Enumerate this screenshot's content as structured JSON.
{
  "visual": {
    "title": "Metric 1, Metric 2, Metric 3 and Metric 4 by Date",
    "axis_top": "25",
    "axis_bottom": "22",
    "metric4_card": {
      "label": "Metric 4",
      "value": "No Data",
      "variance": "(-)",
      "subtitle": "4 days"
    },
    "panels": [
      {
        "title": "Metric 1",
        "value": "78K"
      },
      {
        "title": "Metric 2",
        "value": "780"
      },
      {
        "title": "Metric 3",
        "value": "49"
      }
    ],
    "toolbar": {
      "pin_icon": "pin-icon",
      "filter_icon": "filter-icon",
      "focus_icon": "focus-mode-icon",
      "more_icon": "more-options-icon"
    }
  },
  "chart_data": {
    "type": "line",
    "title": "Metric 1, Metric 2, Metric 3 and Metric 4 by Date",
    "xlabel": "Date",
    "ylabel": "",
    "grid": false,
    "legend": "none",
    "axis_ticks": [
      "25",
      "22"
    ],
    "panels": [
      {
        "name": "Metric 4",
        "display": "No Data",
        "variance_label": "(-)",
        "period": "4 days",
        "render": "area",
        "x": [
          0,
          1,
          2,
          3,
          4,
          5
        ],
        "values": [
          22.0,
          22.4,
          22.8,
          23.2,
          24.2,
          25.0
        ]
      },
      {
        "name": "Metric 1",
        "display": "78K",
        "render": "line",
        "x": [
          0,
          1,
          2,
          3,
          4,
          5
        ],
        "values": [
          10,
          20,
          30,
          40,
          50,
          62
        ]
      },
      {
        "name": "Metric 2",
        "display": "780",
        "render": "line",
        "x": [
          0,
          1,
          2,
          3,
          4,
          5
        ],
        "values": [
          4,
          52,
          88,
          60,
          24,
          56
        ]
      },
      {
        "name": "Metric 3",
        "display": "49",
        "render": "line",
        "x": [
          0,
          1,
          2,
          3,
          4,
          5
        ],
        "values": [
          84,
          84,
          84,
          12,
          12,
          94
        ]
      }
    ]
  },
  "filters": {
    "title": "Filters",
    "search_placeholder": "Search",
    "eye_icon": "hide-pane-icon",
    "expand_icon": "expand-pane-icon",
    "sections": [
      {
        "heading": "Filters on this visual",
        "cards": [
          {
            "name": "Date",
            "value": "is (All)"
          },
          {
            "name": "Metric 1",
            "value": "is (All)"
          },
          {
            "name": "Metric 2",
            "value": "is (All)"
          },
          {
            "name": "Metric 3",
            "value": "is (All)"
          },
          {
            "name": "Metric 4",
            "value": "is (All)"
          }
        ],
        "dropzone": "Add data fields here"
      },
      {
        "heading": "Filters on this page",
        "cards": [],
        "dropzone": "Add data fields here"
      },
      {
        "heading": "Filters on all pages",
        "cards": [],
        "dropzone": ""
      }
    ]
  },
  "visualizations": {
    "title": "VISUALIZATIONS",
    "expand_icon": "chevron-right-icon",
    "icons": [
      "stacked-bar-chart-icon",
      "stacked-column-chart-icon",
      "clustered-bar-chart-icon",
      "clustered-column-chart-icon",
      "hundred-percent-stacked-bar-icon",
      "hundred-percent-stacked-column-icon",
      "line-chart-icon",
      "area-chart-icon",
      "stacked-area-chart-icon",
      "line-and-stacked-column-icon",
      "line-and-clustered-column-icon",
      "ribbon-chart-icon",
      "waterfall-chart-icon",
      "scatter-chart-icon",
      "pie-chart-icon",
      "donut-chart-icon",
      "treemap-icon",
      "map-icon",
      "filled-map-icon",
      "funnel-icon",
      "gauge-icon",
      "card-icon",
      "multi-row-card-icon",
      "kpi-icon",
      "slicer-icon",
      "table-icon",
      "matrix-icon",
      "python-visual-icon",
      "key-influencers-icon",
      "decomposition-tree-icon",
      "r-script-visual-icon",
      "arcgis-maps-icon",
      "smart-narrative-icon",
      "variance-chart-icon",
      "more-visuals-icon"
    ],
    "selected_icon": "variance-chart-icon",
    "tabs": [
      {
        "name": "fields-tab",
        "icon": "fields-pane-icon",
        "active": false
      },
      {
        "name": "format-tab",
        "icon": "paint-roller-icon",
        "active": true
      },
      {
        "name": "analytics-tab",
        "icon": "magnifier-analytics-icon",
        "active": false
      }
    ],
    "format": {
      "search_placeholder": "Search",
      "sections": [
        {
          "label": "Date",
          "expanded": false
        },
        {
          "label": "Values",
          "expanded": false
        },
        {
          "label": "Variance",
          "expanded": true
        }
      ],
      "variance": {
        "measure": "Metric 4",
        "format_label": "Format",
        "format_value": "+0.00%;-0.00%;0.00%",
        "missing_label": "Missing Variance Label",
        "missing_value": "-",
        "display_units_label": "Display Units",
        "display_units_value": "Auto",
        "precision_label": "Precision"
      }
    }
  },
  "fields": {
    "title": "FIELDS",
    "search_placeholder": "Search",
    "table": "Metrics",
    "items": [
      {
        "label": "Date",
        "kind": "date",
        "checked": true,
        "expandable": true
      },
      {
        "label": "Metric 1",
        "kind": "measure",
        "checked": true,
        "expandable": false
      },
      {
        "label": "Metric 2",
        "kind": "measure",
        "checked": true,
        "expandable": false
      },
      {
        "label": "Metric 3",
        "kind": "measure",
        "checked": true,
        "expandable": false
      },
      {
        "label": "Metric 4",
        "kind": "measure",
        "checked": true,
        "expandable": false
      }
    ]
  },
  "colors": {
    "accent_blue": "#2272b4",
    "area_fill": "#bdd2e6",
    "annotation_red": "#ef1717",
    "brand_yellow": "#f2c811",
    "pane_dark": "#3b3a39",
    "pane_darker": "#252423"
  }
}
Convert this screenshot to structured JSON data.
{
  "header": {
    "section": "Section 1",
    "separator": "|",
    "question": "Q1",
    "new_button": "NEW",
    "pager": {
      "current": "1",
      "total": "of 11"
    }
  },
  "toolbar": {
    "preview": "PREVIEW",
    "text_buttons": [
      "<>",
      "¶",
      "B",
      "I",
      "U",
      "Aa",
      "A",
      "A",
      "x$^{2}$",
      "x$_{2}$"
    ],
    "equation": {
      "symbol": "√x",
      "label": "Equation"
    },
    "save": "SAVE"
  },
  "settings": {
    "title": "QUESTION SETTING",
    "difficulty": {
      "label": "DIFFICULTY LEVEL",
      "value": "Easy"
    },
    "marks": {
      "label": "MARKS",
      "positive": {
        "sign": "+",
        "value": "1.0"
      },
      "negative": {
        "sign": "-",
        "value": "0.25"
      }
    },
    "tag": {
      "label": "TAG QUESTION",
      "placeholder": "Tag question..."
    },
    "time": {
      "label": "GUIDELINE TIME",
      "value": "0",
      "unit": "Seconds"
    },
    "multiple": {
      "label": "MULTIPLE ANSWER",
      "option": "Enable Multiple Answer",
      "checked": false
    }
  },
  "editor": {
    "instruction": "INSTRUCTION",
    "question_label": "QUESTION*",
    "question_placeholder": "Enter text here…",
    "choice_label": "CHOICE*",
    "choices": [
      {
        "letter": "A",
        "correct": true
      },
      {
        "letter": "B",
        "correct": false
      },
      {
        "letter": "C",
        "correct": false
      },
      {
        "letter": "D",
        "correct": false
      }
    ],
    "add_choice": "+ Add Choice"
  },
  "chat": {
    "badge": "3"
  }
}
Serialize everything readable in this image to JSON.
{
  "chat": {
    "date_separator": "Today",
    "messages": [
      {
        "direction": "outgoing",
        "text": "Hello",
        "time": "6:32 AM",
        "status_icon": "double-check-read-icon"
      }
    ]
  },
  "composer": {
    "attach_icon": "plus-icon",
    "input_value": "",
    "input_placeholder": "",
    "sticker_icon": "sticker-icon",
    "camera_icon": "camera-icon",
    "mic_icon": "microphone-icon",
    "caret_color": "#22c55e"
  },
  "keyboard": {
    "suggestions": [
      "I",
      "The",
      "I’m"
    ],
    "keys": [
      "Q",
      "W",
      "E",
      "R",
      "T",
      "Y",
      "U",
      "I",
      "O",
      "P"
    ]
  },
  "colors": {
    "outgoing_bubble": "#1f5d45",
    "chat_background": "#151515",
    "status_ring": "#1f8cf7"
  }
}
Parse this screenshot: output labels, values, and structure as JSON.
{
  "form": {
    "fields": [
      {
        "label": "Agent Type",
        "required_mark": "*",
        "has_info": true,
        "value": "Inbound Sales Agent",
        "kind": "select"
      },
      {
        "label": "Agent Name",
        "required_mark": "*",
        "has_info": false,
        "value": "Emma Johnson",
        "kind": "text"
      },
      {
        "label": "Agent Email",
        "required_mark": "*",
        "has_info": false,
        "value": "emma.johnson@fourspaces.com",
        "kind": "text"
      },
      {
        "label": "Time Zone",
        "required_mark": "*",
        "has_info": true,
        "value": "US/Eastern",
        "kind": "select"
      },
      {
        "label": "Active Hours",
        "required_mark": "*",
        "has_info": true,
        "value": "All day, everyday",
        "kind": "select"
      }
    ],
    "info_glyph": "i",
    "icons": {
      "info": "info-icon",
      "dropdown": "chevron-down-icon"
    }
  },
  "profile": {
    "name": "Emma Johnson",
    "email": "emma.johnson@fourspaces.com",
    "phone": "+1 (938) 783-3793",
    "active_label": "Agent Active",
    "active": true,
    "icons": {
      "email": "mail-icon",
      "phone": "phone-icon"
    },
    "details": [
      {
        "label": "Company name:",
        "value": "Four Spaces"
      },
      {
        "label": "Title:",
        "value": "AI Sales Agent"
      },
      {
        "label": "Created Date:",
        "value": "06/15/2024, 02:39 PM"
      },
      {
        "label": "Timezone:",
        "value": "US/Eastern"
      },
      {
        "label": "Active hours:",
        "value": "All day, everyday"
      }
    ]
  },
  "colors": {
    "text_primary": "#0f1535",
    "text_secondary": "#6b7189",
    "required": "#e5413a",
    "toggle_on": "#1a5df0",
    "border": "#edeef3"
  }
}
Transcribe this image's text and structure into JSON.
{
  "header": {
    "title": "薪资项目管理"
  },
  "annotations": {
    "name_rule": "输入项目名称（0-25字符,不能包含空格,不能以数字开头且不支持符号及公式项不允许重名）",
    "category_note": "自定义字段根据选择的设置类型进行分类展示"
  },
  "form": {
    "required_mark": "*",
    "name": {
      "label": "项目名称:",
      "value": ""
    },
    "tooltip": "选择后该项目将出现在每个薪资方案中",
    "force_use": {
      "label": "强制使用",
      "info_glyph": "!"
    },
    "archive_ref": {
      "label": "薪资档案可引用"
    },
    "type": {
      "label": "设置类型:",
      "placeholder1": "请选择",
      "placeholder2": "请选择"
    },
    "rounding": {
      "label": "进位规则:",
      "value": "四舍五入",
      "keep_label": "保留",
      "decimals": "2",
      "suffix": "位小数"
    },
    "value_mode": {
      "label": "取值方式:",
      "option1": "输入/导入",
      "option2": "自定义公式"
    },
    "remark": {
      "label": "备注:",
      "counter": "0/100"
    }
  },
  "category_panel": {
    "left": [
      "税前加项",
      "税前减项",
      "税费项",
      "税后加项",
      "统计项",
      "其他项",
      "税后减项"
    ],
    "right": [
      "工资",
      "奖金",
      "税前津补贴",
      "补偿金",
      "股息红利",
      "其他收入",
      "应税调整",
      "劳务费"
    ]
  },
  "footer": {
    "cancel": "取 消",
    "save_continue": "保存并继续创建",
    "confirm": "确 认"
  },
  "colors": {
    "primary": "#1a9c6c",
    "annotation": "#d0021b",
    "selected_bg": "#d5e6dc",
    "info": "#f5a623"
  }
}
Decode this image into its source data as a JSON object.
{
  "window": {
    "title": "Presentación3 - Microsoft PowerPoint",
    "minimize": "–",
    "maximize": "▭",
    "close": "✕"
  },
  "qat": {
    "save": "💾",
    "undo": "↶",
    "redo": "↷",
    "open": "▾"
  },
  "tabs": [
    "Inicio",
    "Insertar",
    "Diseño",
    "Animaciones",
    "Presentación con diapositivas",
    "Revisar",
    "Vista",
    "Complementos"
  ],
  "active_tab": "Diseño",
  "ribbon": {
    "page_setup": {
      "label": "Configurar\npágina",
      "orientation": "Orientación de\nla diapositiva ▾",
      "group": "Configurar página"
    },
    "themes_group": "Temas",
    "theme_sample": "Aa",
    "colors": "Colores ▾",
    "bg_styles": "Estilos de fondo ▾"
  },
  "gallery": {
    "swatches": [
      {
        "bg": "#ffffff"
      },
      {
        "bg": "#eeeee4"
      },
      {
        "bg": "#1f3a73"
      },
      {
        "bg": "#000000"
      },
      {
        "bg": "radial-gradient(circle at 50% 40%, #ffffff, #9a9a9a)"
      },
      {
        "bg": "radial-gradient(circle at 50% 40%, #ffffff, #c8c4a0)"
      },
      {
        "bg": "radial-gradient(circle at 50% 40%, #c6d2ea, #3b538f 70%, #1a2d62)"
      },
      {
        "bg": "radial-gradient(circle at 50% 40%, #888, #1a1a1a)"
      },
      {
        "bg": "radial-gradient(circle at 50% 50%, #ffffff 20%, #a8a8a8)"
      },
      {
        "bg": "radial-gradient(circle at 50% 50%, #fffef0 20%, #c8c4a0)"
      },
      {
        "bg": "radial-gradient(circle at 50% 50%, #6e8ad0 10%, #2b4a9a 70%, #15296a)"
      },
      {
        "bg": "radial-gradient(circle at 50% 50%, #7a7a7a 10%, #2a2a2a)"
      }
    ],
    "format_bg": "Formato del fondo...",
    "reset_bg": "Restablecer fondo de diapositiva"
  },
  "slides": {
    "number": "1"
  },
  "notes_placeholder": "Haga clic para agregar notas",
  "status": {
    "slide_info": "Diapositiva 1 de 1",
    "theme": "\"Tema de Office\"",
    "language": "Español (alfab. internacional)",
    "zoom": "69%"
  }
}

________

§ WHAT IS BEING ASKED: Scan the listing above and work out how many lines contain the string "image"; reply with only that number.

§ RESPONSE TO THE TASK: 3